Equal parts self-aware and defiant, people seized on the phrase “this is the future liberals want,” pairing it with increasingly ridiculous images until the original intent of the words became a self-roast of progressivism as well as an ironic parody of conservative outrage.
People seized on the phrase “this is the future liberals want,” pairing it with increasingly ridiculous images until the original intent of the words became a self-roast of progressivism as well as an ironic parody of conservative outrage.
It was a perfect microcosm of liberal culture, a movement that is increasingly defined by Millennials.
And as I listened to Jessica Shortall deliver her keynote at SXSW about empathy, bridge-building, and the forgotten art of walking a mile in someone else’s shoes, it was a phrase that kept coming to mind.
What did Millennials do this time?
It’s not what Millennials have done, rather what they're poised to do: make up the largest portion of the American workforce. This growing influence is drawing attention from across the board, especially as Millennial values, attitudes, and newfangled ideas about equality start to have real-world economic impacts.
This fact is central to Shortall and her mission as the managing director of Texas Competes. The group, a coalition of Texas businesses, protests anti-LGBTQ+ legislation in the state of Texas by making the data-driven case that discrimination is bad for business. Shortall finds this conclusion obvious, stating Millennials find older generations “crazy” for still having to have these conversations.
However, since there’s still a few years before Millennials fully take over the world (and ruin the napkin industry into the ground), Texas Competes is focusing mainly on data.
Empathy is but a number
Shortall isn’t shy about her love for data. Its role has been central to the success of Texas Competes, clearly showing the economic risk that can hurt businesses that discriminate against the LGBTQ+ community.

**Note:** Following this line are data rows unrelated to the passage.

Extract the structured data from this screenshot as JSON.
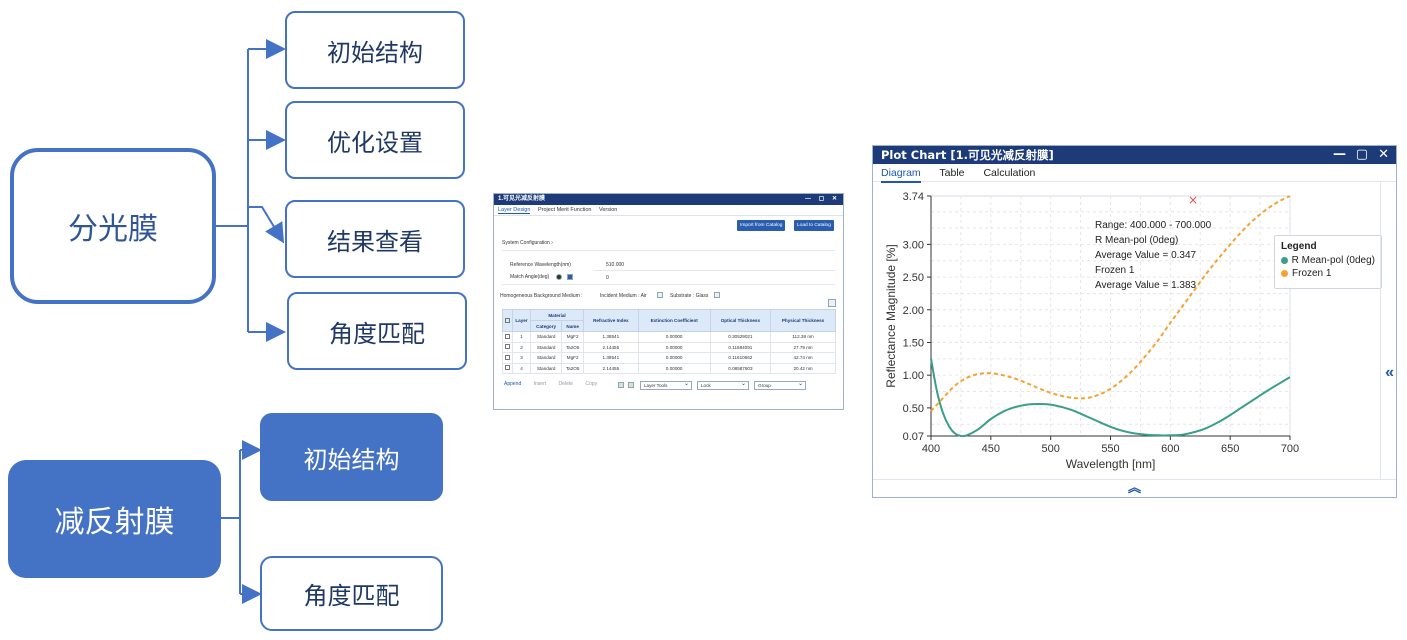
{
  "mindmap": {
    "root1": {
      "label": "分光膜",
      "children": [
        "初始结构",
        "优化设置",
        "结果查看",
        "角度匹配"
      ]
    },
    "root2": {
      "label": "减反射膜",
      "children": [
        "初始结构",
        "角度匹配"
      ]
    },
    "color": "#4472c4"
  },
  "layer_design": {
    "title": "1.可见光减反射膜",
    "window_controls": "— ▢ ✕",
    "tabs": [
      "Layer Design",
      "Project Merit Function",
      "Version"
    ],
    "buttons": {
      "import": "Import from Catalog",
      "load": "Load to Catalog"
    },
    "system_config": "System Configuration",
    "ref_wavelength": {
      "label": "Reference Wavelength(nm)",
      "value": "510.000"
    },
    "match_angle": {
      "label": "Match Angle(deg)",
      "value": "0"
    },
    "media": {
      "bg": "Homogeneous Background Medium :",
      "incident": "Incident Medium : Air",
      "substrate": "Substrate : Glass"
    },
    "table": {
      "headers": {
        "layer": "Layer",
        "material": "Material",
        "category": "Category",
        "name": "Name",
        "ri": "Refractive Index",
        "ec": "Extinction Coefficient",
        "ot": "Optical Thickness",
        "pt": "Physical Thickness"
      },
      "rows": [
        [
          "1",
          "Standard",
          "MgF2",
          "1.38541",
          "0.00000",
          "0.30529021",
          "112.38 nm"
        ],
        [
          "2",
          "Standard",
          "Ta2O5",
          "2.14455",
          "0.00000",
          "0.11684091",
          "27.79 nm"
        ],
        [
          "3",
          "Standard",
          "MgF2",
          "1.38541",
          "0.00000",
          "0.11610662",
          "42.74 nm"
        ],
        [
          "4",
          "Standard",
          "Ta2O5",
          "2.14455",
          "0.00000",
          "0.08587603",
          "20.42 nm"
        ]
      ]
    },
    "footer": {
      "actions": [
        "Append",
        "Insert",
        "Delete",
        "Copy"
      ],
      "selects": [
        "Layer Tools",
        "Lock",
        "Group"
      ]
    }
  },
  "plot_chart": {
    "title": "Plot Chart [1.可见光减反射膜]",
    "controls": {
      "min": "—",
      "max": "▢",
      "close": "✕"
    },
    "tabs": [
      "Diagram",
      "Table",
      "Calculation"
    ],
    "side_toggle": "«",
    "bottom_toggle": "︽",
    "annotation": [
      "Range: 400.000 - 700.000",
      "R Mean-pol (0deg)",
      "Average Value = 0.347",
      "Frozen 1",
      "Average Value = 1.383"
    ],
    "marker": "×",
    "legend": {
      "title": "Legend",
      "items": [
        {
          "name": "R Mean-pol (0deg)",
          "color": "#3a9e8a"
        },
        {
          "name": "Frozen 1",
          "color": "#f4a234"
        }
      ]
    }
  },
  "chart_data": {
    "type": "line",
    "title": "",
    "xlabel": "Wavelength [nm]",
    "ylabel": "Reflectance Magnitude [%]",
    "xlim": [
      400,
      700
    ],
    "ylim": [
      0.07,
      3.74
    ],
    "xticks": [
      400,
      450,
      500,
      550,
      600,
      650,
      700
    ],
    "yticks": [
      0.07,
      0.5,
      1.0,
      1.5,
      2.0,
      2.5,
      3.0,
      3.74
    ],
    "ytick_labels": [
      "0.07",
      "0.50",
      "1.00",
      "1.50",
      "2.00",
      "2.50",
      "3.00",
      "3.74"
    ],
    "grid": true,
    "legend_position": "right",
    "series": [
      {
        "name": "R Mean-pol (0deg)",
        "color": "#3a9e8a",
        "style": "solid",
        "x": [
          400,
          405,
          410,
          415,
          420,
          425,
          430,
          440,
          450,
          460,
          470,
          480,
          490,
          500,
          510,
          520,
          530,
          540,
          550,
          560,
          570,
          580,
          590,
          600,
          610,
          620,
          630,
          640,
          650,
          660,
          670,
          680,
          690,
          700
        ],
        "y": [
          1.25,
          0.75,
          0.42,
          0.22,
          0.11,
          0.07,
          0.08,
          0.18,
          0.33,
          0.44,
          0.51,
          0.55,
          0.56,
          0.55,
          0.51,
          0.45,
          0.37,
          0.29,
          0.21,
          0.15,
          0.11,
          0.09,
          0.08,
          0.08,
          0.09,
          0.13,
          0.19,
          0.28,
          0.39,
          0.51,
          0.63,
          0.75,
          0.86,
          0.97
        ]
      },
      {
        "name": "Frozen 1",
        "color": "#f4a234",
        "style": "dashed",
        "x": [
          400,
          410,
          420,
          430,
          440,
          450,
          460,
          470,
          480,
          490,
          500,
          510,
          520,
          530,
          540,
          550,
          560,
          570,
          580,
          590,
          600,
          610,
          620,
          630,
          640,
          650,
          660,
          670,
          680,
          690,
          700
        ],
        "y": [
          0.45,
          0.65,
          0.84,
          0.96,
          1.02,
          1.03,
          1.0,
          0.95,
          0.88,
          0.8,
          0.73,
          0.68,
          0.65,
          0.65,
          0.7,
          0.79,
          0.93,
          1.1,
          1.31,
          1.54,
          1.8,
          2.05,
          2.3,
          2.55,
          2.78,
          3.0,
          3.2,
          3.38,
          3.53,
          3.65,
          3.74
        ]
      }
    ]
  }
}
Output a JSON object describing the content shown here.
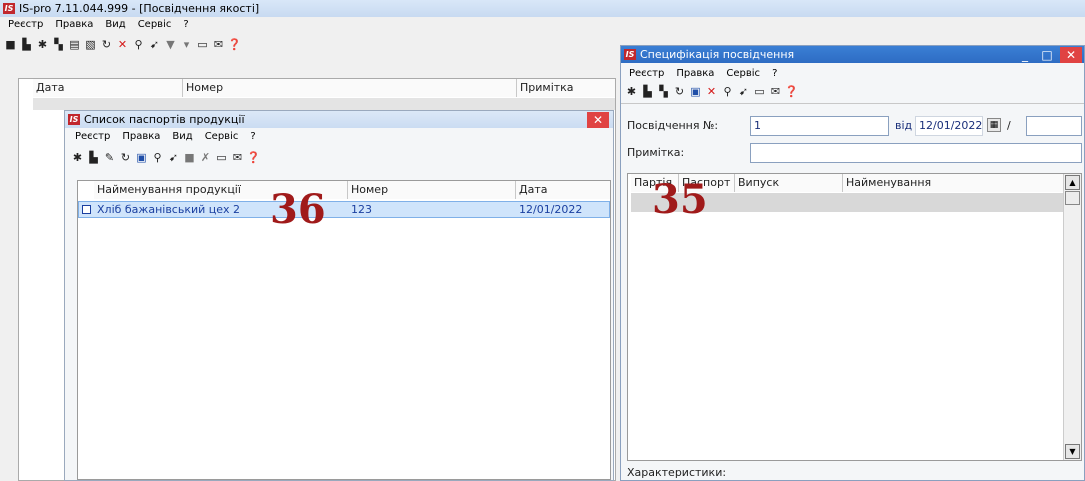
{
  "app": {
    "title": "IS-pro 7.11.044.999 - [Посвідчення якості]",
    "menu": [
      "Реєстр",
      "Правка",
      "Вид",
      "Сервіс",
      "?"
    ]
  },
  "main_grid": {
    "columns": [
      "Дата",
      "Номер",
      "Примітка"
    ]
  },
  "passports_window": {
    "title": "Список паспортів продукції",
    "menu": [
      "Реєстр",
      "Правка",
      "Вид",
      "Сервіс",
      "?"
    ],
    "columns": [
      "Найменування продукції",
      "Номер",
      "Дата"
    ],
    "rows": [
      {
        "name": "Хліб бажанівський цех 2",
        "number": "123",
        "date": "12/01/2022"
      }
    ],
    "callout": "36"
  },
  "spec_window": {
    "title": "Специфікація посвідчення",
    "menu": [
      "Реєстр",
      "Правка",
      "Сервіс",
      "?"
    ],
    "cert_label": "Посвідчення №:",
    "cert_value": "1",
    "from_label": "від",
    "from_date": "12/01/2022",
    "slash": "/",
    "note_label": "Примітка:",
    "note_value": "",
    "columns": [
      "Партія",
      "Паспорт",
      "Випуск",
      "Найменування"
    ],
    "footer_label": "Характеристики:",
    "callout": "35"
  },
  "colors": {
    "accent": "#2e6cc3",
    "close_red": "#e04343",
    "selection": "#cfe4fb"
  }
}
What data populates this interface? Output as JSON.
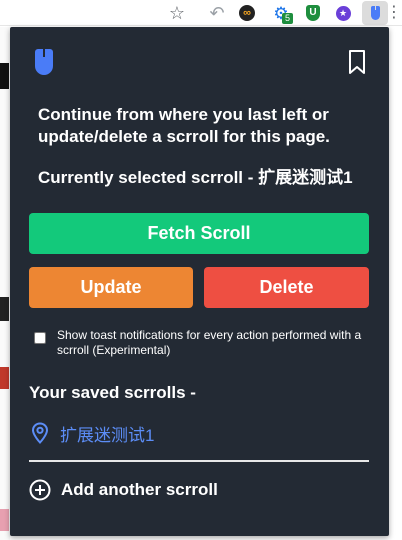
{
  "browser_toolbar": {
    "star_icon": "star-icon",
    "extension_badge_count": "5",
    "extensions": [
      "back-arrow-icon",
      "infinity-icon",
      "gear-icon",
      "shield-icon",
      "star-badge-icon",
      "scrroll-mouse-icon",
      "more-icon"
    ]
  },
  "popup": {
    "intro_text": "Continue from where you last left or update/delete a scrroll for this page.",
    "current_selection_text": "Currently selected scrroll - 扩展迷测试1",
    "buttons": {
      "fetch": "Fetch Scroll",
      "update": "Update",
      "delete": "Delete"
    },
    "toast_option": {
      "label": "Show toast notifications for every action performed with a scrroll (Experimental)",
      "checked": false
    },
    "saved_heading": "Your saved scrrolls -",
    "saved_scrrolls": [
      {
        "label": "扩展迷测试1"
      }
    ],
    "add_label": "Add another scrroll"
  },
  "colors": {
    "popup_bg": "#232a34",
    "fetch": "#13c97b",
    "update": "#ed8633",
    "delete": "#ee4f42",
    "accent_blue": "#4a7cf7",
    "link_blue": "#5c8df6"
  }
}
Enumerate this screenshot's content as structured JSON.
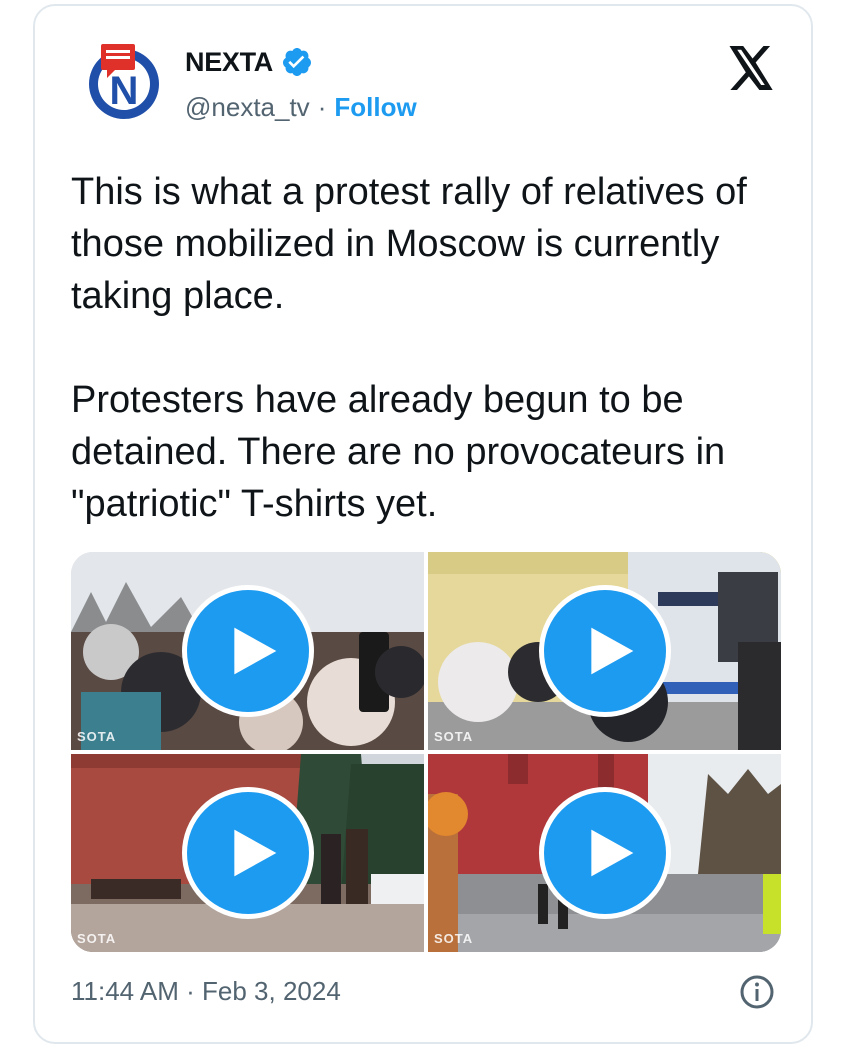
{
  "account": {
    "name": "NEXTA",
    "handle": "@nexta_tv",
    "separator": "·",
    "follow_label": "Follow",
    "avatar_letter": "N"
  },
  "tweet": {
    "paragraphs": [
      "This is what a protest rally of relatives of those mobilized in Moscow is currently taking place.",
      "Protesters have already begun to be detained. There are no provocateurs in \"patriotic\" T-shirts yet."
    ],
    "timestamp": "11:44 AM · Feb 3, 2024"
  },
  "media": {
    "videos": [
      {
        "watermark": "SOTA"
      },
      {
        "watermark": "SOTA"
      },
      {
        "watermark": "SOTA"
      },
      {
        "watermark": "SOTA"
      }
    ]
  },
  "colors": {
    "accent": "#1d9bf0",
    "text": "#0f1419",
    "secondary": "#536471",
    "avatar_red": "#e0302a",
    "avatar_blue": "#1f4fa8"
  },
  "icons": {
    "platform": "x-logo-icon",
    "verified": "verified-badge-icon",
    "play": "play-icon",
    "info": "info-icon"
  }
}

However, while data has its benefits, cost-benefit analyses aren’t rooted in empathy nor are they a real commitment to creating safe spaces; a dependence on data dehumanizes a very human issue. In Shortall’s own words, “Our data-driven argument is working because it allows people to avoid hard conversations… but that approach won't get you across the finish line.”
While data has its benefits, cost-benefit analyses aren’t rooted in empathy nor are they a real commitment to creating safe spaces; a dependence on data dehumanizes a very human issue.
Reaching that end-zone, though, is not an easy feat. It’s not enough to simply take measures to prevent discrimination, but to also take the next steps to actually become welcoming.
Build a bridge in three easy steps
Practice controlled empathy. Someone out there has opinions that are exact opposites of your own. Their core beliefs counter everything you stand for, and the worst part is, they too believe they’re completely in the right. Shift your reaction from wanting to attack them for their views, and instead focus on understanding what their sentiments are rooted in. Taking this first step back allows the conversation to be initiated and lays the foundation for the bridge.
Never assume there are monoliths. Generalization of a group can lead to instant alienation. Just as a bridge runs two ways, it’s important to understand that the opposing group isn’t a faceless mass. Taking time to understanding nuances can help find unlikely allies and continue the task of building bridges.
Develop an unrighteous strategy. A successful construction ultimately depends on attitude. Though being righteous can be tempting, effective strategy demands a humble and open mindset. Bridges are not built overnight, but with patience and initiative, they may be able to generate conversations for years to come.
This is the future we all want
Throughout her presentation, Shortall covered broad strokes: how to overcome injustices to the importance of showing up and speaking up. It was presented cleanly, with minimal political context, which led to me to reassess my initial meme-based perception of her keynote.
“This is the future liberals want” went viral for a reason. It started conversations. Yes, a cat riding a dog wearing sunglasses was not only fun to look at, it also started the bridge-building process. Without the meme, the tweet would’ve suffered the boring fate of being just another reactionary Twitter fight.
Ultimately, Shortall’s talk served as a reminder that inclusiveness and tolerance are not exclusive to liberalism. At the end of the day, we all do better if we all do better. Moving forward to find common ground will never be an easy first step, but it’ll be a step toward a future that everyone—from Millennials to boomers to everyone—wants.
Our Millennial series is not just for Millennials. Everyone can gain insight on these important workplace and life issues. Topics such as Millennials taking roles in customer service, finding a friend in feedback, moving up, while dressing down, and sweatworking impact us all, regardless of generation.
Meghana Killedar is a content marketer at Zendesk and Millennial Pink's biggest fan. She hates spoilers, loves rap music, and hates that she loves think pieces. Check out her Twitter: @meghanakilledar